**PROBLEM TO WORK ON**
In the records below, how many lines hold the word "step"? Give only the number.

[Interface dataset entries]

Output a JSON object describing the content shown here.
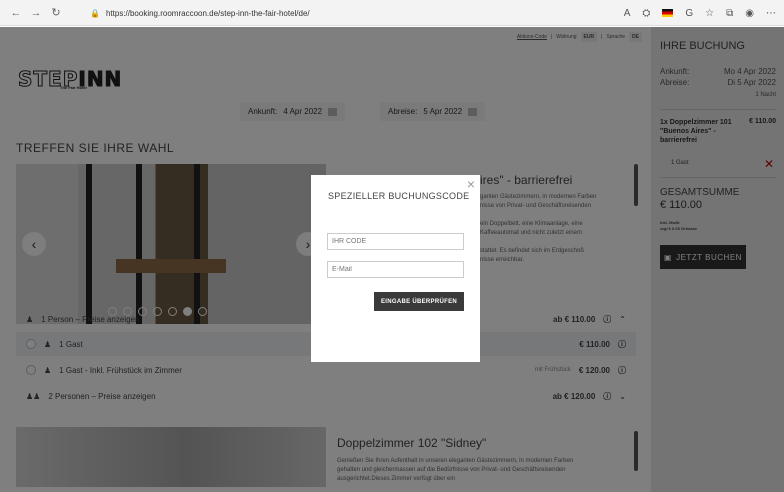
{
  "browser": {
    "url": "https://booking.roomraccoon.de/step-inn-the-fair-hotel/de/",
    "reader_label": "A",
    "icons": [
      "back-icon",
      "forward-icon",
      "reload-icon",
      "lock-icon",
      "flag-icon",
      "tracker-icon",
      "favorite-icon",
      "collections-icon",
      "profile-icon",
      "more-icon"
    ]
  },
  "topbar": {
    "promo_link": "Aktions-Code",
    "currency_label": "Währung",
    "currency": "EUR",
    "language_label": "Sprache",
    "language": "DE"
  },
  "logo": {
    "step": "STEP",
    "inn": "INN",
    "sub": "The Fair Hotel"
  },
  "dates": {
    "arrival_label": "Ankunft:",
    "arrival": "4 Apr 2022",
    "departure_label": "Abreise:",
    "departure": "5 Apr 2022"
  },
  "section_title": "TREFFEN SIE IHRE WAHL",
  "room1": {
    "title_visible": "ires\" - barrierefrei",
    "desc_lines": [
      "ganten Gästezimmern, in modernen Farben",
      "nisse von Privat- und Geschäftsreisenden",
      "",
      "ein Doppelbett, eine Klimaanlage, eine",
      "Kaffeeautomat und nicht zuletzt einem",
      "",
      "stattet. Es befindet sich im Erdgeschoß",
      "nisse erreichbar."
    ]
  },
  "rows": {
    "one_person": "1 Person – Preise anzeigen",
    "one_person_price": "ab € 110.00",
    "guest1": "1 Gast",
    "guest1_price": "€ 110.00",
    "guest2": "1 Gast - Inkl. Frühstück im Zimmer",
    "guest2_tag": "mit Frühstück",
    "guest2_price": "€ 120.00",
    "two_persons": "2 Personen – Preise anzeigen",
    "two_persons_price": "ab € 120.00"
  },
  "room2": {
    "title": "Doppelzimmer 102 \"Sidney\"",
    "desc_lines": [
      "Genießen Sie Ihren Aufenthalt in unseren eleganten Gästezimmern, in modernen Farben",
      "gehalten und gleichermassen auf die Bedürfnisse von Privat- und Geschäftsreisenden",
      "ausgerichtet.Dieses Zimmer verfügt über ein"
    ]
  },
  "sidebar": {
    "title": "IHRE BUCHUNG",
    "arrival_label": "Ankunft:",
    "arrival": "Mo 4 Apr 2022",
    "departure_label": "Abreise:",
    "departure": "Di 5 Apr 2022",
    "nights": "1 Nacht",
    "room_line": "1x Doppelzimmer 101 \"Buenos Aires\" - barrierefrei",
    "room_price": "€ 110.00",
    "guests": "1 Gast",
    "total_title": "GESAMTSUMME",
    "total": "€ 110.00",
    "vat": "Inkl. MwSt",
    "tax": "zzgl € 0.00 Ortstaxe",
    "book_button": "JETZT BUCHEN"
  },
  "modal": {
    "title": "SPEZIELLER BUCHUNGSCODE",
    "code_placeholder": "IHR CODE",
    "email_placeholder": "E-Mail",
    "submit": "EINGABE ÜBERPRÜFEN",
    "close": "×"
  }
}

**ANSWER FOR THE TASK**
2